Task: Take every line containing "till" out of the records.

Component data from apps and pages:
※

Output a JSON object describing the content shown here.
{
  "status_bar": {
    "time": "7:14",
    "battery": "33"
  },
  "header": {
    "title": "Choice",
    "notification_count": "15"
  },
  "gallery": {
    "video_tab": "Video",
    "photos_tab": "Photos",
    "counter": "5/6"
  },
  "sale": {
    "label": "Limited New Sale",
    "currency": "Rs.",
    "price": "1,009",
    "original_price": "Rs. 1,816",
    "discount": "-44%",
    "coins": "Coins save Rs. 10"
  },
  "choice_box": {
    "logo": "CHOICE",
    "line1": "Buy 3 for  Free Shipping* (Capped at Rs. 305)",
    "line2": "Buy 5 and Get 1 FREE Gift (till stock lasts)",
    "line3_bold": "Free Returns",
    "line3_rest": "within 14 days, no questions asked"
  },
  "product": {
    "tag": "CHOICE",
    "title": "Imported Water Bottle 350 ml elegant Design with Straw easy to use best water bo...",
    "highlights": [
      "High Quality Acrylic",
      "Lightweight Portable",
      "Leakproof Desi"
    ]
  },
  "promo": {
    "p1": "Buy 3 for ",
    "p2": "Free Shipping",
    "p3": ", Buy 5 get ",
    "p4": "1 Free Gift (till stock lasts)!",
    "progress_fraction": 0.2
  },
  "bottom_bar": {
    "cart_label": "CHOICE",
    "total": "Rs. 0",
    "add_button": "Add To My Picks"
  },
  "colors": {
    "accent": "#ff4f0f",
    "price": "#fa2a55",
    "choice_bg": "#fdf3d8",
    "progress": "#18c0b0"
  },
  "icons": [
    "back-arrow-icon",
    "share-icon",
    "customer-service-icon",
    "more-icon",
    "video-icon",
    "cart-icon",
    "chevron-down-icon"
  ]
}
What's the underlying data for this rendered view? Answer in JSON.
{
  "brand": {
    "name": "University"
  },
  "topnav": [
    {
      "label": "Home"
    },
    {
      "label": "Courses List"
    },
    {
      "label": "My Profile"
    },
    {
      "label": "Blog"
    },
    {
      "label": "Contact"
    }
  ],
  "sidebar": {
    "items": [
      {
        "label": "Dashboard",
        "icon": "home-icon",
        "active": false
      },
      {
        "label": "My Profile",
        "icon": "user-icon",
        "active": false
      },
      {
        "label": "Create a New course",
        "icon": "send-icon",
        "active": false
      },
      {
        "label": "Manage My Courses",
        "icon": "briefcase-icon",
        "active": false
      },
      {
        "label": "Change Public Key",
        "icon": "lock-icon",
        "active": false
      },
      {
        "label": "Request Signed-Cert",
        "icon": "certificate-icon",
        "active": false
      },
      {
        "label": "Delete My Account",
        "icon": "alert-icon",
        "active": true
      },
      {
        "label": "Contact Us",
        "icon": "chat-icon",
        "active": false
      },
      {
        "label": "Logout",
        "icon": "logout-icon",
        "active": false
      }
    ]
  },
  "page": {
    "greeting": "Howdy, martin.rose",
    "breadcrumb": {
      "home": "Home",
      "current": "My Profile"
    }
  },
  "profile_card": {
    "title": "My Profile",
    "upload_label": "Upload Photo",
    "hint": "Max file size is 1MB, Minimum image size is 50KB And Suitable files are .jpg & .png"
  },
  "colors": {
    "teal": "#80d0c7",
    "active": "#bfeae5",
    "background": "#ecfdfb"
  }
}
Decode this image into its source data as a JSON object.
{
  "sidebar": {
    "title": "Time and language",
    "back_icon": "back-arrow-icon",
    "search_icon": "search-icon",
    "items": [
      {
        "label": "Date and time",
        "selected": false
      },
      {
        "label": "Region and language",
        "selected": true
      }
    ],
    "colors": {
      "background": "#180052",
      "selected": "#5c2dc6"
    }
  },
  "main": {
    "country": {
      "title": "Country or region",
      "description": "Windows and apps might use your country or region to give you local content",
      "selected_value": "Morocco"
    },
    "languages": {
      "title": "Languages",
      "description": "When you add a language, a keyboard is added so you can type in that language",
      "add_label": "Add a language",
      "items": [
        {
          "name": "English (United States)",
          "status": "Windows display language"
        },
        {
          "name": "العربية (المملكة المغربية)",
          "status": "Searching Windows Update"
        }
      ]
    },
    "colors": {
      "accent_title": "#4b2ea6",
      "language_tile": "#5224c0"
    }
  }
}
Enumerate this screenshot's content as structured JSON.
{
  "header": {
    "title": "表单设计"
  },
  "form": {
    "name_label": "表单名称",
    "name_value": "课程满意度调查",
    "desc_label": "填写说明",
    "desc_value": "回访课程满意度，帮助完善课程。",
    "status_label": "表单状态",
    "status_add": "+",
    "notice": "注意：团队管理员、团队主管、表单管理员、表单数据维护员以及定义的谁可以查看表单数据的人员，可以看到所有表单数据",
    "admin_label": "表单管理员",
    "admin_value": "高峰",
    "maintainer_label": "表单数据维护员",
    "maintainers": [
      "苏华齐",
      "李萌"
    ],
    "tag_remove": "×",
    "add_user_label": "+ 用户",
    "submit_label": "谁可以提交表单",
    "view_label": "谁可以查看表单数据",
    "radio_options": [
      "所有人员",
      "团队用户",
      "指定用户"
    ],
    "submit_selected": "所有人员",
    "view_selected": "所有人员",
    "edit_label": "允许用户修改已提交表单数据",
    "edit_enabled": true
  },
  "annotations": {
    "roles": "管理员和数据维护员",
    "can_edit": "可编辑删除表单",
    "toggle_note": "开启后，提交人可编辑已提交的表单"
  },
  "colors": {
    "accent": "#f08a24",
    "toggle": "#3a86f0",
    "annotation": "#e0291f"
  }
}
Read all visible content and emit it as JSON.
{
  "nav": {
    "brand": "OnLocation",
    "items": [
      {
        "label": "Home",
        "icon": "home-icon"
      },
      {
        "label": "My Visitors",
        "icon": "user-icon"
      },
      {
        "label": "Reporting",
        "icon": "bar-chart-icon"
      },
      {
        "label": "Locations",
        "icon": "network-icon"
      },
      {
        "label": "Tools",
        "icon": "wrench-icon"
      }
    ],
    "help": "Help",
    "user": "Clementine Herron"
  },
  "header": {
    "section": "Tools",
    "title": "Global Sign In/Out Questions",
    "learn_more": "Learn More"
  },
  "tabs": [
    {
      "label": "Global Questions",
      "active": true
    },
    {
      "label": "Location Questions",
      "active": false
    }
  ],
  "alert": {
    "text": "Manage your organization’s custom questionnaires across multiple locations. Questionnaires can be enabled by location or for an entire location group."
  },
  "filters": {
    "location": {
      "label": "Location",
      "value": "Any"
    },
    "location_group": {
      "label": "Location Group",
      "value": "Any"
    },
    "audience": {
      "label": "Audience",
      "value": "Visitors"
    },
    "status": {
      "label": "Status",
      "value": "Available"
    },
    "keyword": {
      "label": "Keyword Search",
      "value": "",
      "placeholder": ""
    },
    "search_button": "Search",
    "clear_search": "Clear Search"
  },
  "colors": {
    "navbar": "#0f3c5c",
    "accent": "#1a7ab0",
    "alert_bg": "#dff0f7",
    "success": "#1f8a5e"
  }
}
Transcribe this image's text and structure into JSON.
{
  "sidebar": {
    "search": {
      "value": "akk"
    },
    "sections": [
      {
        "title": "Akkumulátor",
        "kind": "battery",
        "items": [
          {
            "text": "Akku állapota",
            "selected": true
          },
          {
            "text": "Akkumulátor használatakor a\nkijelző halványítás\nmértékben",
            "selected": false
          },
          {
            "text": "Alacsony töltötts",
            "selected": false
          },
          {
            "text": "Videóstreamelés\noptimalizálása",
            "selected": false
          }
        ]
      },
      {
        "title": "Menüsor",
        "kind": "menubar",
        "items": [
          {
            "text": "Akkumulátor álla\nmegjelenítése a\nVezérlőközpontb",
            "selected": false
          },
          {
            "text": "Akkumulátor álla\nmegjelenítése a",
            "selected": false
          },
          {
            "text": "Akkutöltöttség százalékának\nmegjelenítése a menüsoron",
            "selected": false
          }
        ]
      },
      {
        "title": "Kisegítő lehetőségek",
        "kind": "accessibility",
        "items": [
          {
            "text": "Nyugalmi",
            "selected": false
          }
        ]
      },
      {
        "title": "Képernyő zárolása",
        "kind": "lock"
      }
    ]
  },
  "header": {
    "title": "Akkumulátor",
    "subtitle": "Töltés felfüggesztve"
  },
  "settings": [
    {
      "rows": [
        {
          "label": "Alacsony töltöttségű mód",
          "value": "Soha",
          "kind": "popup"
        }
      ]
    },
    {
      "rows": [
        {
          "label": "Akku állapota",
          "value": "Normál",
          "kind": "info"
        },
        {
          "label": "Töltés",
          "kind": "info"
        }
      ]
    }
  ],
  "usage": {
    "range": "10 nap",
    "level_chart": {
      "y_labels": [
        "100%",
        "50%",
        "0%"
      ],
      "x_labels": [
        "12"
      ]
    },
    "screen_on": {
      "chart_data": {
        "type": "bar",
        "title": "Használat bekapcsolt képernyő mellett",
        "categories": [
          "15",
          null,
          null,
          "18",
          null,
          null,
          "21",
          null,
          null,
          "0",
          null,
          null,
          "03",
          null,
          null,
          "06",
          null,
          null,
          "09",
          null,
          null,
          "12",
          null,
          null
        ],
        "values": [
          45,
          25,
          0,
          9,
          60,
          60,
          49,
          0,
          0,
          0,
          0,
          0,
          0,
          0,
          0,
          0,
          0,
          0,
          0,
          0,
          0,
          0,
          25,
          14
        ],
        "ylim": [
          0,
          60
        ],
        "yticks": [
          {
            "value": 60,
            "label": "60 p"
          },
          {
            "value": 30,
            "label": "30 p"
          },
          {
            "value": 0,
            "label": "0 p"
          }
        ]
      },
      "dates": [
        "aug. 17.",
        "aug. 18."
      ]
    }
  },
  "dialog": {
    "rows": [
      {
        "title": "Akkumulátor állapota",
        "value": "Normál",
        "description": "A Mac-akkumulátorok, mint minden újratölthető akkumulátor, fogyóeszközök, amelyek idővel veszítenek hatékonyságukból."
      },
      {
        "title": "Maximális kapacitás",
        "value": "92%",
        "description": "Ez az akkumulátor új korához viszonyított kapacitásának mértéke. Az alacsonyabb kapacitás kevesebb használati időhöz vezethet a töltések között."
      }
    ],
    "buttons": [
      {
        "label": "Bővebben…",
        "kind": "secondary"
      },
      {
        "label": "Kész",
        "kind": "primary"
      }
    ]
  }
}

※

Result below:
    "line2": "Buy 5 and Get 1 FREE Gift (till stock lasts)",
    "p4": "1 Free Gift (till stock lasts)!",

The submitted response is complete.